In this episode they discuss having to teach their children how to act around cops. Combat Jack host Reggie Osse asks Cormega, “Did you ever think you would have to teach your kids how to act around cops?” Cormega then shared a recent situation where he was bullied by a white cop in front of his daughter.
Cormega spends a lot of time discussing the hip hop industry and the content of today’s most popular songs.
In the New Yorker’s October 6th issue
Before the Law: A boy was accused of taking a backpack. The courts took the next three years of his life.

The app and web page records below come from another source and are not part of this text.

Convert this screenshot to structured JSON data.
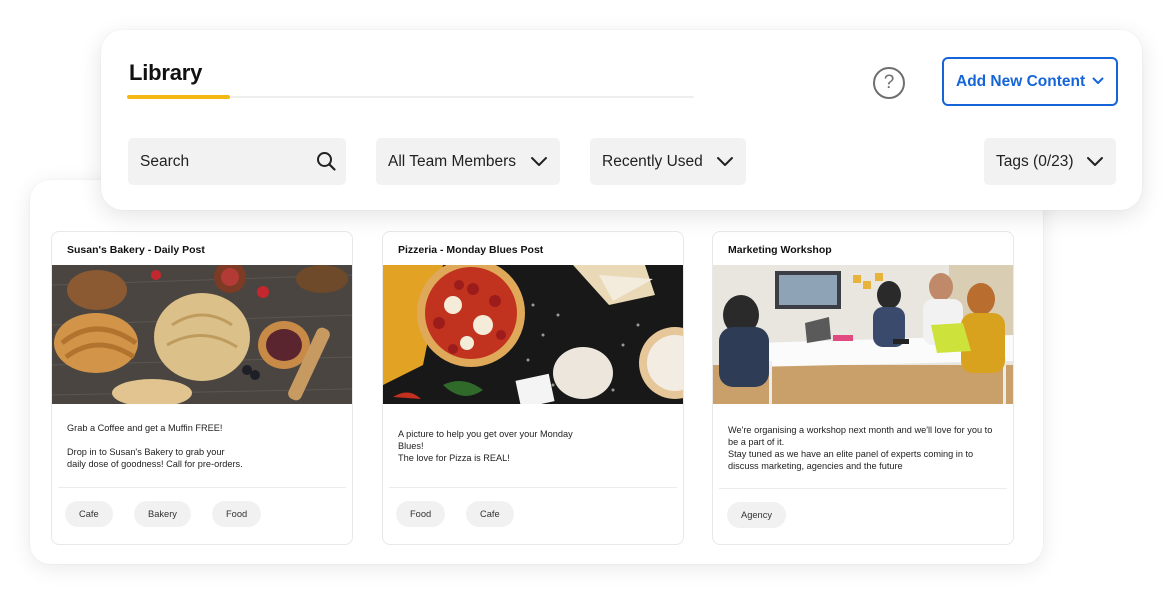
{
  "library": {
    "title": "Library",
    "add_button_label": "Add New Content",
    "help_label": "?",
    "accent_color": "#f5b712",
    "primary_color": "#1565d8"
  },
  "filters": {
    "search_placeholder": "Search",
    "team_members": "All Team Members",
    "sort": "Recently Used",
    "tags": "Tags (0/23)"
  },
  "cards": [
    {
      "title": "Susan's Bakery - Daily Post",
      "image": "bakery-photo",
      "body_lines": [
        "Grab a Coffee and get a Muffin FREE!",
        "",
        "Drop in to Susan's Bakery to grab your",
        "daily dose of goodness! Call for pre-orders."
      ],
      "tags": [
        "Cafe",
        "Bakery",
        "Food"
      ]
    },
    {
      "title": "Pizzeria - Monday Blues Post",
      "image": "pizza-photo",
      "body_lines": [
        "A picture to help you get over your Monday",
        "Blues!",
        "The love for Pizza is REAL!"
      ],
      "tags": [
        "Food",
        "Cafe"
      ]
    },
    {
      "title": "Marketing Workshop",
      "image": "workshop-photo",
      "body_lines": [
        "We're organising a workshop next month and we'll love for you to",
        "be a part of it.",
        "Stay tuned as we have an elite panel of experts coming in to",
        "discuss marketing, agencies and the future"
      ],
      "tags": [
        "Agency"
      ]
    }
  ]
}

Kalief Browder never made it to trial. He spent 3 years of his teenager life in Rikers with 600 other 16-18 year old males, waiting for a trial. 3 years of just waiting to defend himself. It should have been a maximum of 6 months, but time runs differently in the Bronx.

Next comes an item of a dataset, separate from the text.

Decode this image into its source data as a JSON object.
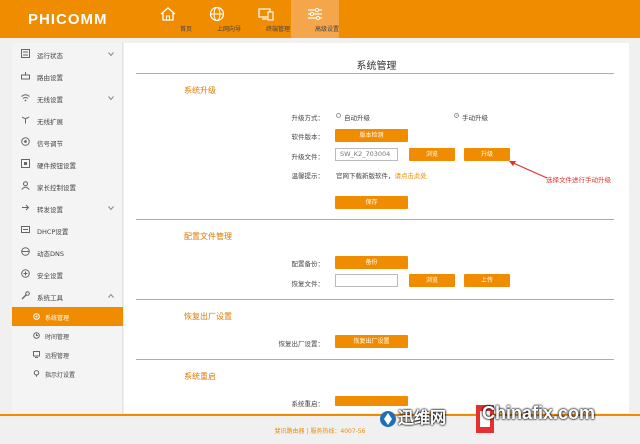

The Bronx courts are so clogged that when a lawyer asks for a one-week adjournment the next court date usually doesn’t happen for six weeks or more.
The full story behind Garcia’s death has never been told, the details never publicly disclosed by state authorities or the court system. Now, more than six years later, an NJ Advance Media investigation reveals a series of flaws and inconsistences in the official accounts of that day, which were then incorporated into a criminal investigation into the troopers’ actions that determined Garcia died of a controversial medical condition.

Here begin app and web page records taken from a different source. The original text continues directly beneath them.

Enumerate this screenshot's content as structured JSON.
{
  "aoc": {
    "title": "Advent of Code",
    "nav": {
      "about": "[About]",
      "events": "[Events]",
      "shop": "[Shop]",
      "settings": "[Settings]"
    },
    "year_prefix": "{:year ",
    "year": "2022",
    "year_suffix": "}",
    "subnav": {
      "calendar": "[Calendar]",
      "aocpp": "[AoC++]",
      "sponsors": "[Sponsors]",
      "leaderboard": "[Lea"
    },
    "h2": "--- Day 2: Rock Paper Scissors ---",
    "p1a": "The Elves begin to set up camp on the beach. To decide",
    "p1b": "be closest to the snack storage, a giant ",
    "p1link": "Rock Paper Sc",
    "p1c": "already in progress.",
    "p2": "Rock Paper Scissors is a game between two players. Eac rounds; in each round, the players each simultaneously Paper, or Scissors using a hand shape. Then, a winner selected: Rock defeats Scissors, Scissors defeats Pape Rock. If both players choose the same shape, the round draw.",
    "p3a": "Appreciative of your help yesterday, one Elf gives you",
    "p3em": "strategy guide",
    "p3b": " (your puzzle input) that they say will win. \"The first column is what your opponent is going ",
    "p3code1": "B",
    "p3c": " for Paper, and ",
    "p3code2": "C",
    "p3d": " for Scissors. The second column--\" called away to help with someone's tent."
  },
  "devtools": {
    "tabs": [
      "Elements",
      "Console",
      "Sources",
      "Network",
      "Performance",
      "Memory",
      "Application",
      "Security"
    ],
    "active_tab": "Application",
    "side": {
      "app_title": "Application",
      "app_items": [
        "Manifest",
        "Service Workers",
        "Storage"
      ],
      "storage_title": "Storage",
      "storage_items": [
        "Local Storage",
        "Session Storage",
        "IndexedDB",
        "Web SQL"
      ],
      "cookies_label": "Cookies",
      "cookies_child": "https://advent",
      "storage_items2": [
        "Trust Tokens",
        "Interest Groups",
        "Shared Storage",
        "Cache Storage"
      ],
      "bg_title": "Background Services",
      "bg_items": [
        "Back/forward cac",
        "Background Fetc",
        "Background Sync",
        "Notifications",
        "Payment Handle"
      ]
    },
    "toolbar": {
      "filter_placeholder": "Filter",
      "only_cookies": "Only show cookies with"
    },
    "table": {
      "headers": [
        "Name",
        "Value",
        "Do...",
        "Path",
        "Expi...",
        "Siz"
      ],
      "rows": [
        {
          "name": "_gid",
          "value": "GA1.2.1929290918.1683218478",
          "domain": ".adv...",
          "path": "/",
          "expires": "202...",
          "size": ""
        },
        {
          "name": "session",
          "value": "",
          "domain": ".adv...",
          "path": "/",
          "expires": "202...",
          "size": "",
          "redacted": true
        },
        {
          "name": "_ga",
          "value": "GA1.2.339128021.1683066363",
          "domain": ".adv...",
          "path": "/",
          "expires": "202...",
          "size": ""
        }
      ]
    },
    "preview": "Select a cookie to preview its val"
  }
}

NJ Advance Media’s five-month review of public and confidential records found:
• Police gave differing explanations of what happened during the incident, and there are no complete, objective accounts of the events leading to Garcia’s death. The dashboard cameras in five patrol cars, including the two with the best view of what occurred, were not recording, and another was turned off during the struggle. Calls to the local 911 dispatcher were not recorded, which officials blamed on an equipment malfunction.
• Three experts on policing said the troopers’ actions toward Garcia were risky, perhaps excessive. They also said those on scene failed to heed several early warning signs that Garcia was suffering from a medical emergency and needed help, starting with his complaint that he was having trouble breathing before a confrontation occurred.
• And police records show the state’s more than five-month investigation focused on a controversial syndrome called excited delirium as the cause of Garcia’s death, a finding that was supported by two experts on the condition that state authorities hired as part of their presentation to a grand jury, which found the troopers’ use of force to be justified.
Some police experts, physicians, researchers and medical examiners say excited delirium, described as a lethal overdose of adrenaline that leads to heart or respiratory failure, is an emergency that first responders must be trained to recognize, and that officers are often wrongly accused of excessive force as a result of it.
Critics contend the syndrome — which remains rare but has increased in prevalence since a surge in cocaine use in the 1980s — is still vague and poorly understood, almost always cited after a struggle with police, and open to abuse by police agencies or prosecutors.
an introduction to Dr. Carl Hart
So that’s what I’m trying to do with the book: I’m trying to make sure people understand that there’s a case to be made for all these drugs to be legal. There’s a strong case, a compelling scientific case, to be made for it — but you can’t make the case if you’re arguing with a bunch of idiots, with people who don’t pay attention to evidence.
Dr. Carl Hart / via High Times
Nearly two times a week in the United States, a white police officer killed a black person during a seven-year period ending in 2012, according to the most recent accounts of justifiable homicide reported to the FBI.
via USA Today
I started this collection of articles in August 2014. That’s when most of these were posted. I got busy and lost track of time. But after this month, between Ferguson and NYC, I needed to revisit these stories. The majority of these articles aren’t thinkpieces based on popular opinion; they are pieces of journalism based.
+ Trayvon Martin
+ Michael Brown
+ Tamir Rice
+ Eric Garner